- It grounds the wire when the key is inserted thus shutting off the alarm
- If the wire comes loose it will never ground out
- So the ding will activate when ever the door is open, key or no key.
- You can use a small zip tie to make sure its kept firmly in place.
- This shouldn’t take more than 15 minutes.
Ford Explorer Beeps While Driving
If you are experiencing beeping whilst driving your Ford Explorer this may be caused by a faulty door latch, if you have a ‘door ajar’ light on the dashboard then this is almost certainly the case.
Faulty latches are quite common – you may need to have it replaced although you should first try spraying it with something like WD-40.
If it’s not related to the door sensor/latch then it could be caused by a damaged wire.
A lot of mysterious beeps and electrical problems can be traced back to damaged wire(s) in the boot between the body and the driver’s door.
It could also be related to a faulty door ajar switch.
In some instances weight on the passenger seat from a bag, groceries or even a pet dog can cause the seatbelt chime to go off, in which case you can try fastening the passenger seat belt.
You may also be interested in our article: Ford Explorer Tune-Up & Maintenance Costs (Useful Guide)
Ford Explorer Beeps Twice When Locking
If your Ford Explorer beeps or honks twice when you lock it this can be caused by a second set of keys being left in the car, a door being left open or not shut properly, keys left in the ignition or if the hood is open.
It’s the car’s way of telling you something isn’t right.
You may also notice two honks if you leave a phone or iPad or accessory plugged in the charging port and walk away from the vehicle, for example, to a gas station.
It’s never a good idea to leave valuables on display especially in an unlocked vehicle.
What Else Could be Causing the Beeping Noise?
Faulty ignition switch: If you have a faulty ignition switch, the car will think the key is still left in the ignition which can trigger a beeping sound.
Leave the key in: Try leaving the key in the ignition, open the driver’s door and then turn off your vehicle.

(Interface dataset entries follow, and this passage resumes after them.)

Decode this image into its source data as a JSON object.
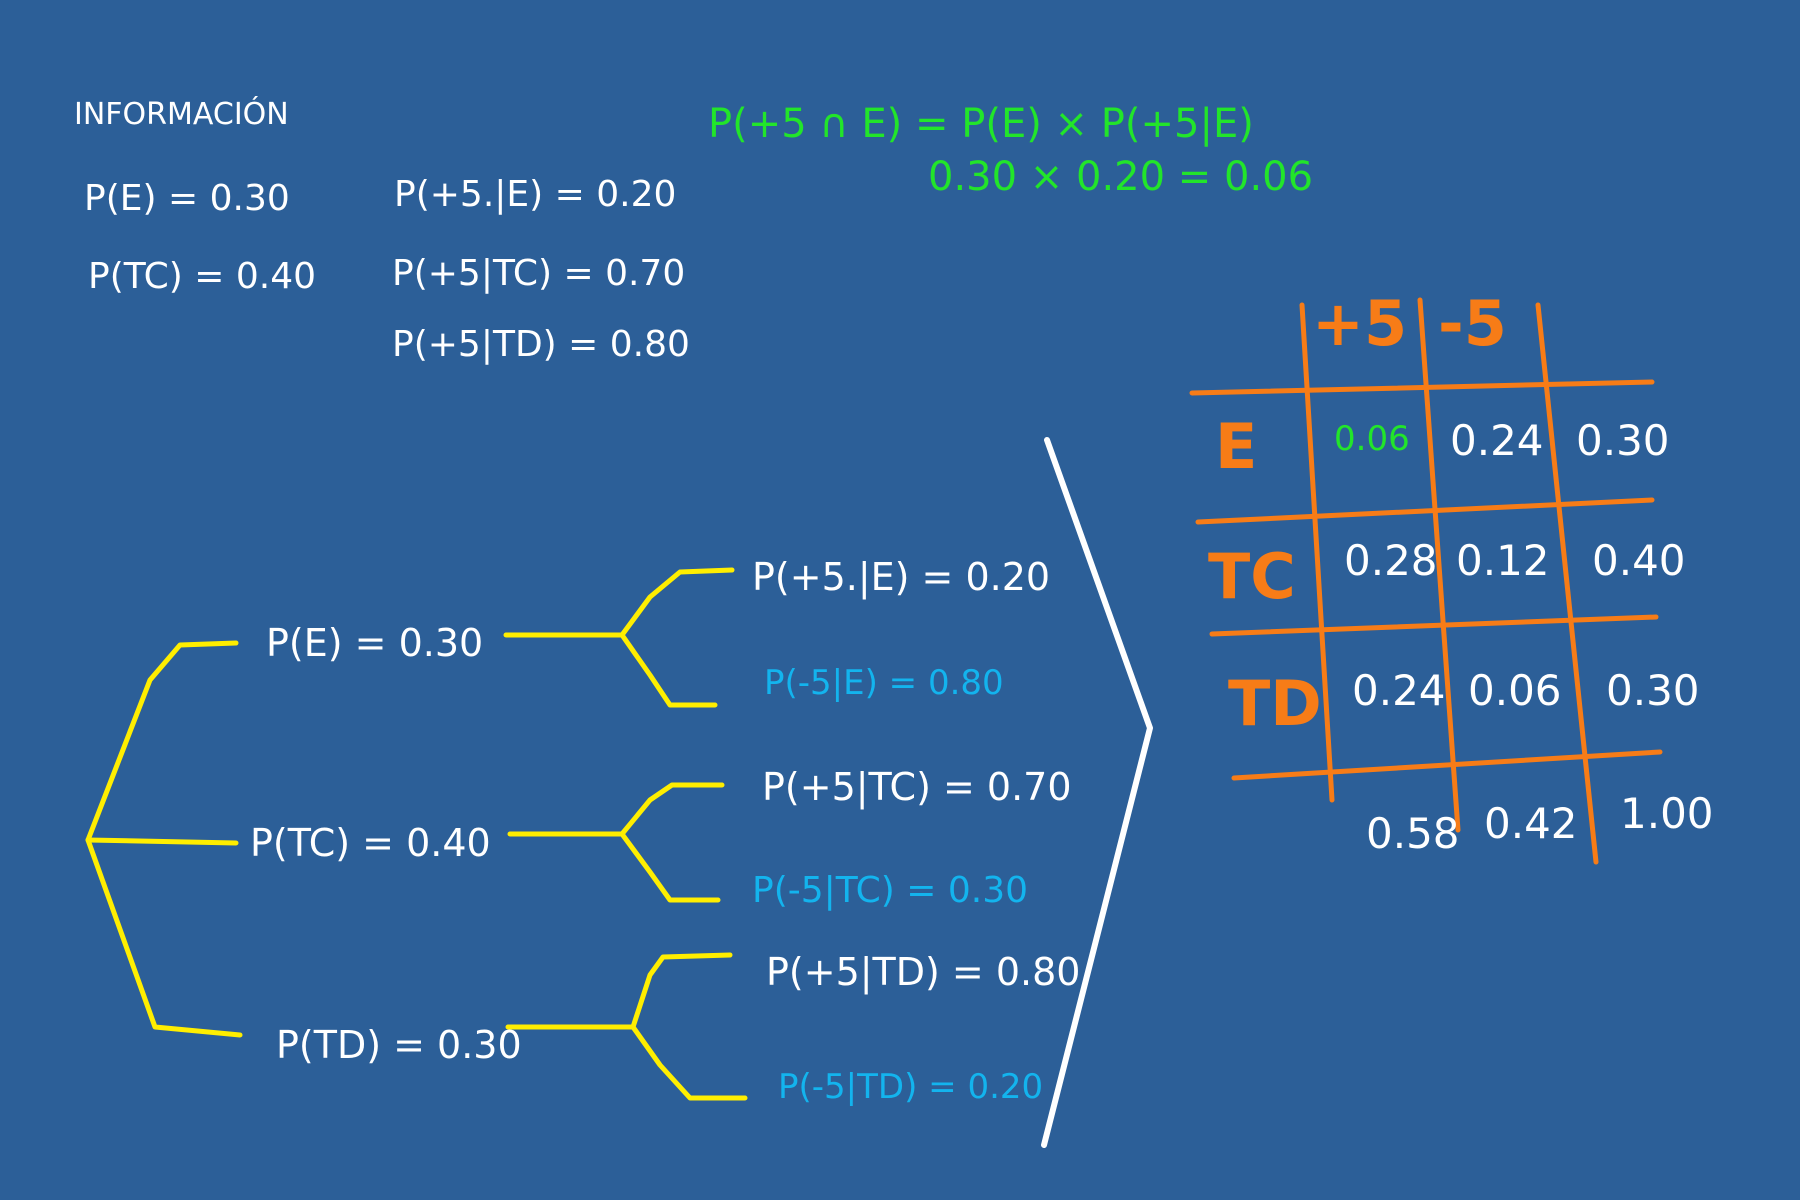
{
  "colors": {
    "background": "#2c5f98",
    "chalk_white": "#ffffff",
    "green": "#22e52a",
    "yellow": "#ffee00",
    "cyan": "#13b4ee",
    "orange": "#f77c17"
  },
  "info": {
    "title": "INFORMACIÓN",
    "left": [
      "P(E) = 0.30",
      "P(TC) = 0.40"
    ],
    "right": [
      "P(+5.|E) = 0.20",
      "P(+5|TC) = 0.70",
      "P(+5|TD) = 0.80"
    ]
  },
  "formula": {
    "line1": "P(+5 ∩ E) = P(E) × P(+5|E)",
    "line2": "0.30 × 0.20 = 0.06"
  },
  "tree": {
    "branches": [
      {
        "label": "P(E) = 0.30",
        "pos": "P(+5.|E) = 0.20",
        "neg": "P(-5|E) = 0.80"
      },
      {
        "label": "P(TC) = 0.40",
        "pos": "P(+5|TC) = 0.70",
        "neg": "P(-5|TC) = 0.30"
      },
      {
        "label": "P(TD) = 0.30",
        "pos": "P(+5|TD) = 0.80",
        "neg": "P(-5|TD) = 0.20"
      }
    ]
  },
  "table": {
    "col_headers": [
      "+5",
      "-5"
    ],
    "rows": [
      {
        "label": "E",
        "cells": [
          "0.06",
          "0.24",
          "0.30"
        ]
      },
      {
        "label": "TC",
        "cells": [
          "0.28",
          "0.12",
          "0.40"
        ]
      },
      {
        "label": "TD",
        "cells": [
          "0.24",
          "0.06",
          "0.30"
        ]
      }
    ],
    "totals": [
      "0.58",
      "0.42",
      "1.00"
    ]
  }
}
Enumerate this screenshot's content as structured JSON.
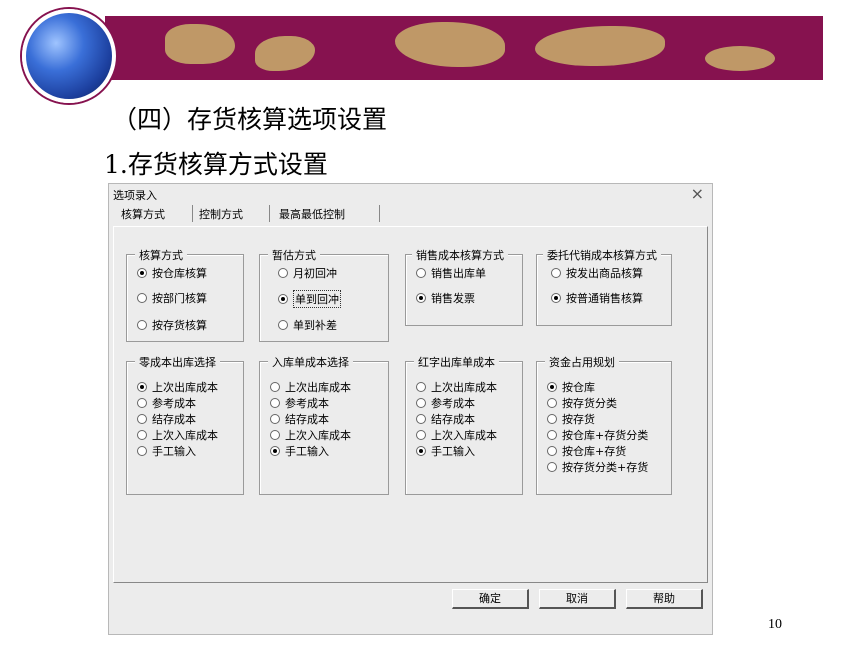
{
  "slide": {
    "heading1": "（四）存货核算选项设置",
    "heading2": "1.存货核算方式设置",
    "page_number": "10"
  },
  "dialog": {
    "title": "选项录入",
    "close_symbol": "×",
    "tabs": [
      "核算方式",
      "控制方式",
      "最高最低控制"
    ],
    "groups": [
      {
        "title": "核算方式",
        "options": [
          "按仓库核算",
          "按部门核算",
          "按存货核算"
        ],
        "selected": 0
      },
      {
        "title": "暂估方式",
        "options": [
          "月初回冲",
          "单到回冲",
          "单到补差"
        ],
        "selected": 1
      },
      {
        "title": "销售成本核算方式",
        "options": [
          "销售出库单",
          "销售发票"
        ],
        "selected": 1
      },
      {
        "title": "委托代销成本核算方式",
        "options": [
          "按发出商品核算",
          "按普通销售核算"
        ],
        "selected": 1
      },
      {
        "title": "零成本出库选择",
        "options": [
          "上次出库成本",
          "参考成本",
          "结存成本",
          "上次入库成本",
          "手工输入"
        ],
        "selected": 0
      },
      {
        "title": "入库单成本选择",
        "options": [
          "上次出库成本",
          "参考成本",
          "结存成本",
          "上次入库成本",
          "手工输入"
        ],
        "selected": 4
      },
      {
        "title": "红字出库单成本",
        "options": [
          "上次出库成本",
          "参考成本",
          "结存成本",
          "上次入库成本",
          "手工输入"
        ],
        "selected": 4
      },
      {
        "title": "资金占用规划",
        "options": [
          "按仓库",
          "按存货分类",
          "按存货",
          "按仓库+存货分类",
          "按仓库+存货",
          "按存货分类+存货"
        ],
        "selected": 0
      }
    ],
    "buttons": {
      "ok": "确定",
      "cancel": "取消",
      "help": "帮助"
    }
  }
}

Door chime contact: If the door chime contact next to the ignition cylinder has fallen out of the slot it belongs in, it can be glued back in place.
Fob battery: Make sure your key fob battery has plenty of life left.
Low temperature: Some models have a feature built in whereby when the temperature drops below 39.2°F (4°C ) the car will beep to warn you that there could be ice about and to drive carefully.
Seat belts, door ajar, lights on: These three are often the usual suspects.
Faulty latches: If you’ve got a door latch that’s sticking this will trigger the door ajar alarm, try lubricating with WD-40 if not the latch will need replacing.
Take it to a Ford Dealership: If needed, take the car to a Ford dealership. Tell them you are NOT paying for a check on what the problem might be. Ask them if they will check it for free. Most Ford Dealerships and other places do quick/initial diagnosis for no money as they plan to make money for the repair of your vehicle.
Check for recalls or TSBs: By entering your vehicle’s VIN number on Ford’s recall page you can determine whether or not there is a recall for your vehicle and if there is you’ll want to get it fixed. Similarly, a quick google search will help you determine whether there is a Technical Service Bulletin for your car, these are less serious but may give a reason why your car is beeping.
Diagnosing Beeps With a Scanner
Another possible option if you’re hearing a beeping sound is to use an OBD2 diagnostic scanner tool.
These are fairly easy to use, you simply plug them into your car – there’s usually an OBD2 port under the steering wheel.
Once you have the scan codes you can research these online specifically for the Explorer.
There are also OBD apps available so you can connect your car straight to your smartphone (either with a cable or Bluetooth) without even needing a scanner.